- We mentioned last week the tie to these plagues and the end times in Revelation. If you look at Revelation 9:3, it reads, “Then out of the smoke locusts came upon the earth. And to them was given power, as the scorpions of the earth have power.” It’s amazing the parallels in God’s Word. What was written under the Old Covenant is often represented under the New Covenant. I’ll provide the parallel scriptures from Exodus/Revelation once we learn of all the plagues.
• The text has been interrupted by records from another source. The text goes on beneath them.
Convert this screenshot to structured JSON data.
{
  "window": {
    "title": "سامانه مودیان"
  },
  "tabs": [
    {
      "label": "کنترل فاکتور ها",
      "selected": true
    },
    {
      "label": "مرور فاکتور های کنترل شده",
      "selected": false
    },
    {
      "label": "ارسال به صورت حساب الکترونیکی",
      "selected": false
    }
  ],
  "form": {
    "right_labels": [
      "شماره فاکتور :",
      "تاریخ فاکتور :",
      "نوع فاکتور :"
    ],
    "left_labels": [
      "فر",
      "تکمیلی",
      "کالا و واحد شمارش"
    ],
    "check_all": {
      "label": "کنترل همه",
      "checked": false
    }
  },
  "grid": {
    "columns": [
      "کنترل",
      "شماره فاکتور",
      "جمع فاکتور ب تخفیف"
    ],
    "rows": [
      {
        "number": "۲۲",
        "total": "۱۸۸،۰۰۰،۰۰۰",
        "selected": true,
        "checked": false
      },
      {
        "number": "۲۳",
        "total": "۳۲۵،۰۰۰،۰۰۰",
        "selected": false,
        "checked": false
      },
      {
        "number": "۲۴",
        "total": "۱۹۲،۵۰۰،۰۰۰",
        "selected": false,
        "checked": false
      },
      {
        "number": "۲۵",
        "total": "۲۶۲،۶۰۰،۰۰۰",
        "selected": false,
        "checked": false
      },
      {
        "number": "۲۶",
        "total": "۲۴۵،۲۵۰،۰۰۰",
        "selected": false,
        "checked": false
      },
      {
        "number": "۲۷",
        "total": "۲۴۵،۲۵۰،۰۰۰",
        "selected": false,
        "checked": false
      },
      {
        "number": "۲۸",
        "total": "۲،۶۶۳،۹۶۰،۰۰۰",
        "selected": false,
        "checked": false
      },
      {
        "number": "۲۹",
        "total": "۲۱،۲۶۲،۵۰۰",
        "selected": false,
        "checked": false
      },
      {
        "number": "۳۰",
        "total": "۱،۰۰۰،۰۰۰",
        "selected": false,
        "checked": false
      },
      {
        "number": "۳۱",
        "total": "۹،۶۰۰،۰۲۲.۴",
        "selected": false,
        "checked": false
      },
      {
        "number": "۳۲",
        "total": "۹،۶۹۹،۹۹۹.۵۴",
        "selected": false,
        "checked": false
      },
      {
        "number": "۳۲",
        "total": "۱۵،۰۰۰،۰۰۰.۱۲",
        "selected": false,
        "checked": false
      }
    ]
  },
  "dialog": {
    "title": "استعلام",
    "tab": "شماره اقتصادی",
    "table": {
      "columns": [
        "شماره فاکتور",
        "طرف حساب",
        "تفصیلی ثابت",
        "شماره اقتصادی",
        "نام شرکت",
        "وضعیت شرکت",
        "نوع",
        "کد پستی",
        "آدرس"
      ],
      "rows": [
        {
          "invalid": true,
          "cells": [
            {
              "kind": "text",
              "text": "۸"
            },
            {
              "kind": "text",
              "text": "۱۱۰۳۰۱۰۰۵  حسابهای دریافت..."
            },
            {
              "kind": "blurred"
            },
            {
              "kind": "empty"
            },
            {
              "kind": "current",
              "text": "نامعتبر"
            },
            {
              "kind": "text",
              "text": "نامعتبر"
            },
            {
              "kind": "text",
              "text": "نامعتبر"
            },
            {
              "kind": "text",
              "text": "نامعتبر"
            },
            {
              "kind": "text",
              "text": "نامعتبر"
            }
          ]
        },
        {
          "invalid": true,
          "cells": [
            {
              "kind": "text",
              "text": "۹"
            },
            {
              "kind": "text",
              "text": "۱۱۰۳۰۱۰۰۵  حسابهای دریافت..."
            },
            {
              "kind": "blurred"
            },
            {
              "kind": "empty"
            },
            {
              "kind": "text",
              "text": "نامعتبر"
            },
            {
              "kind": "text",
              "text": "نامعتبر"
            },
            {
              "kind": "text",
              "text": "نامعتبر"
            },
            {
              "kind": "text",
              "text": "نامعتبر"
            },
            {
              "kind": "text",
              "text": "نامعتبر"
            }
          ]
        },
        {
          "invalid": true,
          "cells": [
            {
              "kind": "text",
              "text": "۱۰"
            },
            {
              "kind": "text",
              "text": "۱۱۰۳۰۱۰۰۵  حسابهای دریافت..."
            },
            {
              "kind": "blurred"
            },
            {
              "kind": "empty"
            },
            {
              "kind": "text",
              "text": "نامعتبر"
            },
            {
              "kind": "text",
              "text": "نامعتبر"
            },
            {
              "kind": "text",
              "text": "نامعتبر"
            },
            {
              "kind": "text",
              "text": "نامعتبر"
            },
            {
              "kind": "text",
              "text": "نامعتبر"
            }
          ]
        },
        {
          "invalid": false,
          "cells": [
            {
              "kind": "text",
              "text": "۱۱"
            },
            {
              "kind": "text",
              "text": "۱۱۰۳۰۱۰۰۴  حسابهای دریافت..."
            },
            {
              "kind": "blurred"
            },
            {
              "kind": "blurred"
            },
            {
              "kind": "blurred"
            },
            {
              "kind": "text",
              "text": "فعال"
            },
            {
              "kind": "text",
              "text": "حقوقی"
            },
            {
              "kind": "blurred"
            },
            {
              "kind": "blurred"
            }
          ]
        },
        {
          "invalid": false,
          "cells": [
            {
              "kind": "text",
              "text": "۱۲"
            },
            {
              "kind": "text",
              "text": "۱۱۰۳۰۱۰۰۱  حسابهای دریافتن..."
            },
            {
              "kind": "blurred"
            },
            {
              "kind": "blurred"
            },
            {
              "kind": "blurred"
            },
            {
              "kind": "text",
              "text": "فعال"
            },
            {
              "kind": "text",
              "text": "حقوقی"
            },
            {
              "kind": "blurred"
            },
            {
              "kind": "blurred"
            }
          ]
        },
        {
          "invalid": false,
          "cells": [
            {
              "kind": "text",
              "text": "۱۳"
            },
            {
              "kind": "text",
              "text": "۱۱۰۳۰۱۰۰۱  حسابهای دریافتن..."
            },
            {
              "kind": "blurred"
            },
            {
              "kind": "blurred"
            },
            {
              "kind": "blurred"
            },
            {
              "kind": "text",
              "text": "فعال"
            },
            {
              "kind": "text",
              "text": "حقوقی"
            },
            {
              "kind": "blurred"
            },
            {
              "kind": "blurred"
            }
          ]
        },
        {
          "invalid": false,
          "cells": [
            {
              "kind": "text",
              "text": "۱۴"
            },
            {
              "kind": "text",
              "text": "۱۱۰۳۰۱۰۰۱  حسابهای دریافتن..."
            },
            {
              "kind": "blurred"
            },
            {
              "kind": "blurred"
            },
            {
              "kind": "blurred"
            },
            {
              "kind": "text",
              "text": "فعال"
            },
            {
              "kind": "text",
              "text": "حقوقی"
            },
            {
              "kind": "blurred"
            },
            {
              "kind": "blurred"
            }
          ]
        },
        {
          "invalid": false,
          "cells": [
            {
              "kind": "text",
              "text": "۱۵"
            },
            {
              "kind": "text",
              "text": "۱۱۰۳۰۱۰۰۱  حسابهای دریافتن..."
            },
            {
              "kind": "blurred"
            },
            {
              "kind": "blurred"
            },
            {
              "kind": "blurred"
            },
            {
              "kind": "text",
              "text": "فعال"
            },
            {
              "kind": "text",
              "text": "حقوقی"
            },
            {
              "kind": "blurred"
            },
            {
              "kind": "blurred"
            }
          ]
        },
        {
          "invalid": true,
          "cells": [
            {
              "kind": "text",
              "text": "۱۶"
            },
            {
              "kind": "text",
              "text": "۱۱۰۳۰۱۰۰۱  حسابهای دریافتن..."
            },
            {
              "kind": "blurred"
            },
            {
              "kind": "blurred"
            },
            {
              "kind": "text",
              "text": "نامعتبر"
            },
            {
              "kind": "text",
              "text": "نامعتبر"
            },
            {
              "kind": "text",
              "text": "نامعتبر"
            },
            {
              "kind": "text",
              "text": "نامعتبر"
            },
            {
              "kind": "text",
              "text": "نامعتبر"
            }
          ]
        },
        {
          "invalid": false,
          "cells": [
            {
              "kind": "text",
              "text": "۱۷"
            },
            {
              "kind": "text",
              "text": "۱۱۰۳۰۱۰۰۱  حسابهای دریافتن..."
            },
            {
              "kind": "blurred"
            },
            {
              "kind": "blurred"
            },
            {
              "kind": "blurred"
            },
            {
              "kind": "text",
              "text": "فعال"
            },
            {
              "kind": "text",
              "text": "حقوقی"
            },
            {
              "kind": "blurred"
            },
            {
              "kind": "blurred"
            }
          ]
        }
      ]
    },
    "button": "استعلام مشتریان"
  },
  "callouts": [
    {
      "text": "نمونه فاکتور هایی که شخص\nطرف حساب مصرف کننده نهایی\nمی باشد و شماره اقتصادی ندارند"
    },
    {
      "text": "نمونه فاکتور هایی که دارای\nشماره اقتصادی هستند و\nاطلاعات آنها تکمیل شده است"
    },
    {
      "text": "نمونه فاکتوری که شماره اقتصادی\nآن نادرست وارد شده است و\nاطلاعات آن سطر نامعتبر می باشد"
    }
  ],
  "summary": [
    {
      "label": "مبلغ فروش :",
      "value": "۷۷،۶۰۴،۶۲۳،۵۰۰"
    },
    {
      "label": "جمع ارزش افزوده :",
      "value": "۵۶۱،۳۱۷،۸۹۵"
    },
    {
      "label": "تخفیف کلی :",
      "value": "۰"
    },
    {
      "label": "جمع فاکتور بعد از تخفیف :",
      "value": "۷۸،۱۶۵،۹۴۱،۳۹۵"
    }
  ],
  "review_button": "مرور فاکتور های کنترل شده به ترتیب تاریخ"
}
We serve an awesome God.
16 Pharaoh quickly summoned Moses and Aaron and said, “I have sinned against the Lord your God and against you. 17 Now forgive my sin once more and pray to the Lord your God to take this deadly plague away from me.”
18 Moses then left Pharaoh and prayed to the Lord. 19 And the Lord changed the wind to a very strong west wind, which caught up the locusts and carried them into the Red Sea. Not a locust was left anywhere in Egypt. 20 But the Lord hardened Pharaoh’s heart, and he would not let the Israelites go.
- Pharaoh’s heart was not truly repentant. It isn’t enough to simply confess our sins – we must fully turn from them. When we fail to eradicate the sin from our life, we return to it. That is why the Proverb says, “As a dog returns to his vomit, so fools repeat their folly.” If you find yourself repeating the same sins over and over again, it’s time to pause and consider why sin is ruling your heart.
21 Then the Lord said to Moses, “Stretch out your hand toward the sky so that darkness spreads over Egypt—darkness that can be felt.” 22 So Moses stretched out his hand toward the sky, and total darkness covered all Egypt for three days. 23 No one could see anyone else or move about for three days. Yet all the Israelites had light in the places where they lived.
- This wasn’t just any darkness; it was a darkness which could be felt. Think about that for a moment. It wasn’t the kind of darkness where your eyes have to adjust a bit and then you can manage to shuffle around. It literally crippled the Egyptians and they didn’t move for three days. 1 John 2:11 tells us, “But anyone who hates a brother or sister is in the darkness and walks around in the darkness. They do not know where they are going, because the darkness has blinded them.” Can you imagine how even the smallest candle flame would be cherished in a house that is in debilitating darkness? Remember, beloved, you are the light of the world. Shine, shine, shine!
24 Then Pharaoh summoned Moses and said, “Go, worship the Lord. Even your women and children may go with you; only leave your flocks and herds behind.”
25 But Moses said, “You must allow us to have sacrifices and burnt offerings to present to the Lord our God. 26 Our livestock too must go with us; not a hoof is to be left behind. We have to use some of them in worshiping the Lord our God, and until we get there we will not know what we are to use to worship the Lord.”
27 But the Lord hardened Pharaoh’s heart, and he was not willing to let them go. 28 Pharaoh said to Moses, “Get out of my sight! Make sure you do not appear before me again! The day you see my face you will die.”
29 “Just as you say,” Moses replied. “I will never appear before you again.”
- Moses was unwilling to compromise. Even after several confrontations with Pharaoh, he stood his ground in what the Lord instructed and told him that everyone and everything had to go – men, women, children, and all of the flocks and herds. It would’ve been easy for Moses to say, “Close enough – he’s going to let the people go, so let’s just leave the livestock behind and get out of here!” Let this be an encouragement to you. The Lord will not only take care of you, but all which He has entrusted to you within the parameters of His will. Amen.